It is understandable that City keep picking Touré even despite these deficiencies, but only when he is regularly producing moments of individual genius, such as the goal against Palace. This is because his attacking play is largely based upon individual brilliance. His contribution to halfspace assisted goals was incredibly low, with only one goal and one assist for the season. He would often play a role in the build-up, with sharp direct passes into the feet of the frontmen, but this is a role the more defensively reliable Fernandinho and Fernando are able to play.

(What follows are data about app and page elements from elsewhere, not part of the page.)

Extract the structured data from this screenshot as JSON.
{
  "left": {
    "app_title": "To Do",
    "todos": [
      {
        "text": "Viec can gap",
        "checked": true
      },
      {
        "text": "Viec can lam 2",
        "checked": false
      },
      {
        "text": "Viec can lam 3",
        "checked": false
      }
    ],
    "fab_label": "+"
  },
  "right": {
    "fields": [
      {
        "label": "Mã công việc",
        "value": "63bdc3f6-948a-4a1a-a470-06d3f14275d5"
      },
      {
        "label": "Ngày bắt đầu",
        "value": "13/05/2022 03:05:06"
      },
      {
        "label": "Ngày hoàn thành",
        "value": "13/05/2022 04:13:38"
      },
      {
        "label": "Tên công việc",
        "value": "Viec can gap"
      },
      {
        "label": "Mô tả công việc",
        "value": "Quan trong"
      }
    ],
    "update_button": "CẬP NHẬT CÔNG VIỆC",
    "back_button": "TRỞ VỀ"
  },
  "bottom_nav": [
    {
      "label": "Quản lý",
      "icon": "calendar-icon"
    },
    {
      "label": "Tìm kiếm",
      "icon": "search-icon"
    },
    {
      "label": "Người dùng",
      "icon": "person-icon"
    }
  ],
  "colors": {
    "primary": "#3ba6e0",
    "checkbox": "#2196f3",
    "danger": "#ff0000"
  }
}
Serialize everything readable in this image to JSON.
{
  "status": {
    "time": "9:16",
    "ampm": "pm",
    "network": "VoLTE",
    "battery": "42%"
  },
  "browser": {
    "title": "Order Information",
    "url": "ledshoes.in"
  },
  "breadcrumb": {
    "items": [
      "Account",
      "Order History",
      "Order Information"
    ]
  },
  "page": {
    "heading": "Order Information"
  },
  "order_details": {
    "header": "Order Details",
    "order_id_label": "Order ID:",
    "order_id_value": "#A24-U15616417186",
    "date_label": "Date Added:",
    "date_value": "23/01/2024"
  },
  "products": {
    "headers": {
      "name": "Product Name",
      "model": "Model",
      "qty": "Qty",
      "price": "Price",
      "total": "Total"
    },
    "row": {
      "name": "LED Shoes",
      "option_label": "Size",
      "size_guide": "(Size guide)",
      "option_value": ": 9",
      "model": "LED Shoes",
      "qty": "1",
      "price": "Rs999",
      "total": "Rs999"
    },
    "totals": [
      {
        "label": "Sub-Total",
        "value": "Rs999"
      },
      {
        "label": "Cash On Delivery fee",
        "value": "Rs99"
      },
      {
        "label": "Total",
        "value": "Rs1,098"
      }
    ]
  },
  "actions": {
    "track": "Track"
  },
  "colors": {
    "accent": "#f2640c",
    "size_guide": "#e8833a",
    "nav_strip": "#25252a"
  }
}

In the attacking mini-game of penetrating opposition halfspaces, Touré plays an insignificant role. Considering this makes up 40% of City’s attacking power, is his attacking contribution so valuable as to make up for his increasingly poor transition defense? That is a question Pellegrini must answer, but whilst he continues to ponder, City will find it increasingly difficult to take a hold of the big games, particularly in Europe.
City’s emphasis on attacking opposition penalty box halfspaces is a facet of their game that is undervalued amongst most followers. It is no surprise that Pellegrini rates highly the players who contribute to these plays, such as Edin Džeko and Pablo Zabaleta. Whilst Džeko and Zabaleta may not seem like the stars of the show amidst an abundance of expensive talent, as the top halfspace goalscorer (8) and assister (6) respectively, they are clearly an essential component of City’s multi-dimensional attack. It would not be surprising to see Pellegrini drop certain players who simply don’t contribute to this phase of play.